Is homosexuality criminalized in Turkey

homosexuality

Anja Finger

To person

Anja Finger, born 1976 in Frankfurt am Main, studied sociology, theology and religious studies at universities in Germany, the UK and the USA. She defended her sociological dissertation at the University of Erfurt and she is currently teaching religious studies with a theoretical focus at the University of Aberdeen in Scotland. Her interests lie in the areas of religion and society as well as gender and queer theories.

The spectrum of Christian positions on homosexuality ranges from programs for "re-education" to the marriage of lesbians and gays as married couples. But in other religious communities too, belief and homosexuality not only form oppositions, but sometimes form surprising connections.

Members of the Good Hope Metropolitan Community Church at the annual Gay Pride Parade in Cape Town. (& copy AP)

There are still considerable reservations against homosexuals in the countries of the EU, and particularly in Turkey. One reason for these discriminatory prejudices can be religiosity. People with a religious affiliation show less tolerance for homosexuality than people who do not belong to any religion (Gerhards 2010: 19). In addition, Orthodox Christians, Catholics and Muslims tend to be more hostile to homosexuality than Protestants. And the more closely religious people are bound to their religious institution, the more resolutely they reject homosexuality.

The term homosexuality suggests a clear distinction from heterosexuality. According to sex research and gender theories, however, there is no such clear demarcation. The clear distinction between homosexuality and heterosexuality is a modern fiction, but one that has itself created facts. When it comes to same sex, the question arises of what 'gender' is and who determines it, why and for what purposes. This question is always (also) a question of power. Constellations of power, however, are changeable, and so it can be shown, both in historical and cultural comparisons, that homosexuality has sometimes challenged very different answers from the religions.


With the Abrahamic religions of Judaism, Christianity and Islam, an ideal has historically established itself in which sex serves the purpose of procreation. This development, but also that of other religious traditions, which were more ambiguous or more balanced towards same-sex love, is told in an exciting way by William Naphy (2006) in his book Born to Be Gay: A History of Homosexuality. As a result, the Christian-Western form of moral devaluation of homosexuality is the exception. In many religious traditions we find deities who display just such behavior; Hindu deities, for example, who not only practice same-sex love, but also change their sex. And like the deities, so are the people: the Indian hijras, who as a rule biological men assume a female or gender-crossing identity, are the most prominent example of this. In addition to depicting same-sex practices as an aspect of life, there are more restrained tones in translations and interpretations of legal texts such as the Manu code. The Buddha himself did not make any explicit statements about same-sex acts, there are stricter rules for Buddhist monks and nuns than for laypeople, and the Dalai Lama sees homosexuality as a form of sexual misconduct.
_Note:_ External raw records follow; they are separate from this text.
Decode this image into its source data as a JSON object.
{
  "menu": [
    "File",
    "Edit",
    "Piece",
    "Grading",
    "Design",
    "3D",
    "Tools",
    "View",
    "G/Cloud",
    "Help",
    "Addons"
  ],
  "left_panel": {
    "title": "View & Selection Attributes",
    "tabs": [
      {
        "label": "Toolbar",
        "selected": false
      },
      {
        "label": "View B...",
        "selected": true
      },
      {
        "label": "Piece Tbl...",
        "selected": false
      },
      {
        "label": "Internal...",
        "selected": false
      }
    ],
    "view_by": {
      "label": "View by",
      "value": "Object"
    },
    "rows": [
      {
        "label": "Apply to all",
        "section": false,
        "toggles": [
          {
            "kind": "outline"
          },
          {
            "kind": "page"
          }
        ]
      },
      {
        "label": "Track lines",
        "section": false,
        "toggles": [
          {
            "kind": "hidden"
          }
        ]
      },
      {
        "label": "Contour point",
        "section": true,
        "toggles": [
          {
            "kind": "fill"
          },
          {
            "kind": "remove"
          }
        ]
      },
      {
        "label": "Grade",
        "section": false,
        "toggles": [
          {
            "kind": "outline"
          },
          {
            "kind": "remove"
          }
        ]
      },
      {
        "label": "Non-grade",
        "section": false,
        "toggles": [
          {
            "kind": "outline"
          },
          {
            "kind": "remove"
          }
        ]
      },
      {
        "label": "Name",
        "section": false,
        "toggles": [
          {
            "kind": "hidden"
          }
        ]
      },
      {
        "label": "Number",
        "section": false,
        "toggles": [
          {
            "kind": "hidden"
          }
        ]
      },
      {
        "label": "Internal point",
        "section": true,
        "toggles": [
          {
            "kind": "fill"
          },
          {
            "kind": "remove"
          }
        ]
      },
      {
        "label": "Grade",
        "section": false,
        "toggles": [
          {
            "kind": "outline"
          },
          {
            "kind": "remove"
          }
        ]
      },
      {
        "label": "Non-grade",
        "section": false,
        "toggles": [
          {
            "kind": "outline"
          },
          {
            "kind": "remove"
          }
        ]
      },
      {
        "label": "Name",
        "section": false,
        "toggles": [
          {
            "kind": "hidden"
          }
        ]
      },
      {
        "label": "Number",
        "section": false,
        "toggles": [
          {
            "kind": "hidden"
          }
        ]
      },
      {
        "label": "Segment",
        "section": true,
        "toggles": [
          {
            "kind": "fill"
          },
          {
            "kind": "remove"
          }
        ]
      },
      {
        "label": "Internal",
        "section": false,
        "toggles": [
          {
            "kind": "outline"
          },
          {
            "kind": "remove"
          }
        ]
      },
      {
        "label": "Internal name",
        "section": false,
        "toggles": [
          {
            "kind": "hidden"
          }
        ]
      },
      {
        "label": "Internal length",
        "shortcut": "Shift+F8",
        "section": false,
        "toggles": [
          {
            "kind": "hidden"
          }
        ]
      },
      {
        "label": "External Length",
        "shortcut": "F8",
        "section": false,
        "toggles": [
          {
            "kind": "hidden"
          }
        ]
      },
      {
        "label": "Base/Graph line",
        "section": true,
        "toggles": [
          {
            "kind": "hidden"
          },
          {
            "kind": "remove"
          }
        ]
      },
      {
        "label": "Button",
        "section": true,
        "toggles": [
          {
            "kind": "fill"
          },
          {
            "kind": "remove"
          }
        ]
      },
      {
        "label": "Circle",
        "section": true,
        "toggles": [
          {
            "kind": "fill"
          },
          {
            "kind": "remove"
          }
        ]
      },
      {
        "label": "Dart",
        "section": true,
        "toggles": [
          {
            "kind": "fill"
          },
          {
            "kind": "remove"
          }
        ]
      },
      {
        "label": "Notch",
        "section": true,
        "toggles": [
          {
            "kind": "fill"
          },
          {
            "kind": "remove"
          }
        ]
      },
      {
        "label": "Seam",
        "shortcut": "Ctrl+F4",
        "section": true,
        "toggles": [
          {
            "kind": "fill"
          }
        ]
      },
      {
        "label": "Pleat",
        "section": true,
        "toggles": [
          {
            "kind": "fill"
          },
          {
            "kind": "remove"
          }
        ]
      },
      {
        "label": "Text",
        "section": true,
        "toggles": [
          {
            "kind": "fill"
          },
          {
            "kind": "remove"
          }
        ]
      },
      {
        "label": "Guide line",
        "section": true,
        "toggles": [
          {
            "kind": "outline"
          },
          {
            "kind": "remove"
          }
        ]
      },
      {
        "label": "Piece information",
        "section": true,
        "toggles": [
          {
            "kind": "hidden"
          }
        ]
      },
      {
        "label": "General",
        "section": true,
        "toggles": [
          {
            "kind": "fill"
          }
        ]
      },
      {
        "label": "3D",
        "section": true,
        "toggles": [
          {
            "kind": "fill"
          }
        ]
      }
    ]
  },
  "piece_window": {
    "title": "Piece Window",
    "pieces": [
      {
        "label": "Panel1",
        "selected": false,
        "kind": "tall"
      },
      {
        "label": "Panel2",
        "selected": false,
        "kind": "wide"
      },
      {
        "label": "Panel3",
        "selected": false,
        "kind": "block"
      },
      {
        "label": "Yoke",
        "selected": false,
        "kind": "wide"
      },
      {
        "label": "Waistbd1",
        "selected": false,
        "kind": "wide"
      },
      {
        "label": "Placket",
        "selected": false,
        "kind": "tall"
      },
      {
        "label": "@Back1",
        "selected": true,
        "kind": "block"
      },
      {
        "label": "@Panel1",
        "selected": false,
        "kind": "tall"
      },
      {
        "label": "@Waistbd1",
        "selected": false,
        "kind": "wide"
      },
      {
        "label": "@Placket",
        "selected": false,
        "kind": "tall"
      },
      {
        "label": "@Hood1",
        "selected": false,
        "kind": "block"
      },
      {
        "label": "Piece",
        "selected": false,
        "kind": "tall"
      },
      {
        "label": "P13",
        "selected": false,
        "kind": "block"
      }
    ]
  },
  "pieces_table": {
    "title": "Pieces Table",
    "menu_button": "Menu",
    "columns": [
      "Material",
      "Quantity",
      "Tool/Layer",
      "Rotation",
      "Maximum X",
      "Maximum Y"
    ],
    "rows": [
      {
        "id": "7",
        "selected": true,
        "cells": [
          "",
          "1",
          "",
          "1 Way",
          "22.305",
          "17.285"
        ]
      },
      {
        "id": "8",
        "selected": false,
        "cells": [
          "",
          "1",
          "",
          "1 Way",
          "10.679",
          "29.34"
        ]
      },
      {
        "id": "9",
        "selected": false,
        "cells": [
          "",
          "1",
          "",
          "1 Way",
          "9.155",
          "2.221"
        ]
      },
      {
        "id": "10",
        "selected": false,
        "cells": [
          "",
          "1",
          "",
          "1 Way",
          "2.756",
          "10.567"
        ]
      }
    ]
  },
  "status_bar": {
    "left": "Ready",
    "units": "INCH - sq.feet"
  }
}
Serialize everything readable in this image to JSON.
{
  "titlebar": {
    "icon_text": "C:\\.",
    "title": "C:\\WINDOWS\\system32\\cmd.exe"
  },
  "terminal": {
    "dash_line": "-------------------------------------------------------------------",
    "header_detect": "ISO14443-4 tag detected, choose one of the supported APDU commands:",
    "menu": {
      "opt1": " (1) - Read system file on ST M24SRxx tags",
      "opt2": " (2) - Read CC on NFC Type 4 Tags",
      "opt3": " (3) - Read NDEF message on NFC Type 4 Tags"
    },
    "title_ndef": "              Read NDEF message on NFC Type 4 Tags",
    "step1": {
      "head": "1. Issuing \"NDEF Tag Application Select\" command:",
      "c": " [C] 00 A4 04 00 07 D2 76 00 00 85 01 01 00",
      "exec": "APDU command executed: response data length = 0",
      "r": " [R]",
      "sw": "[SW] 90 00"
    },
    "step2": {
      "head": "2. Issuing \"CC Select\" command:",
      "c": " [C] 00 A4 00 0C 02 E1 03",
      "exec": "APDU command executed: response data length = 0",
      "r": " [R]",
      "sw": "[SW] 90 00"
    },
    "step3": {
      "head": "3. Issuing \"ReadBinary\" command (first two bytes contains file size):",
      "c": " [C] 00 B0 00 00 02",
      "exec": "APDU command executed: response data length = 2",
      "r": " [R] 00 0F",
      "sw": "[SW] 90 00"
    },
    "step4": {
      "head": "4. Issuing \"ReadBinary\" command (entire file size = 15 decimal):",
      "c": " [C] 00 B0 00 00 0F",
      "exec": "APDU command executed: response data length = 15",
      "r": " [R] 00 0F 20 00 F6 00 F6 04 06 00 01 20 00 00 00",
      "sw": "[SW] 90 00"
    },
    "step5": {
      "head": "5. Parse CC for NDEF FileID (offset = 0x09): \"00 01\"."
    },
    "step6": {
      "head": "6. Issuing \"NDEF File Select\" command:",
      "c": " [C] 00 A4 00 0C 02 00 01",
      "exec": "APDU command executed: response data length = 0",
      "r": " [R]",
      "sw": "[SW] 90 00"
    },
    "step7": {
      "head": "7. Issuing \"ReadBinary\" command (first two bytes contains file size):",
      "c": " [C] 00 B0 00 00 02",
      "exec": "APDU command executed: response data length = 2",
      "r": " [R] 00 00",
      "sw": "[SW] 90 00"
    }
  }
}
Naphy recognizes a moderate to merely negative attitude towards male homosexuality towards the passive partner. In some cases, however, he also identifies an appreciation through ritualization in a large number of non-Abrahamic traditions (pre-colonial India, China, Africa, ancient Greece, Africa and Melanesia). In the Christian view that has become dominant, however, sex, which only serves pleasure, was rated negatively and associated with guilt and sin. Gay sex was classified as the Old Testament sin of Sodom (Gen 19), hence the term sodomy. The interpretation of this Bible text is, however, controversial, as is the prohibition in Leviticus 18:22: "You must not sleep with a man as you sleep with a woman; that would be an abomination" (standard translation). One of the points of contention is whether this only excludes anal intercourse between men or all homosexual activity. [1] Another point of contention is whether such biblical texts can even be applied to today's forms of relationships. In proportion, lesbian sexuality has received less attention, since active sexuality was only intended for men. Bisexual sexuality also had to fight for its place and still has to do so in parts of the community today.


  1. More about the history of the impact of this text and its interpretations can be found at: Reck 2008. In my opinion, it should be noted that this story is primarily and almost exclusively a story of same-sex men, to which lesbian and bisexual sexualities were, as it were, subsumed late.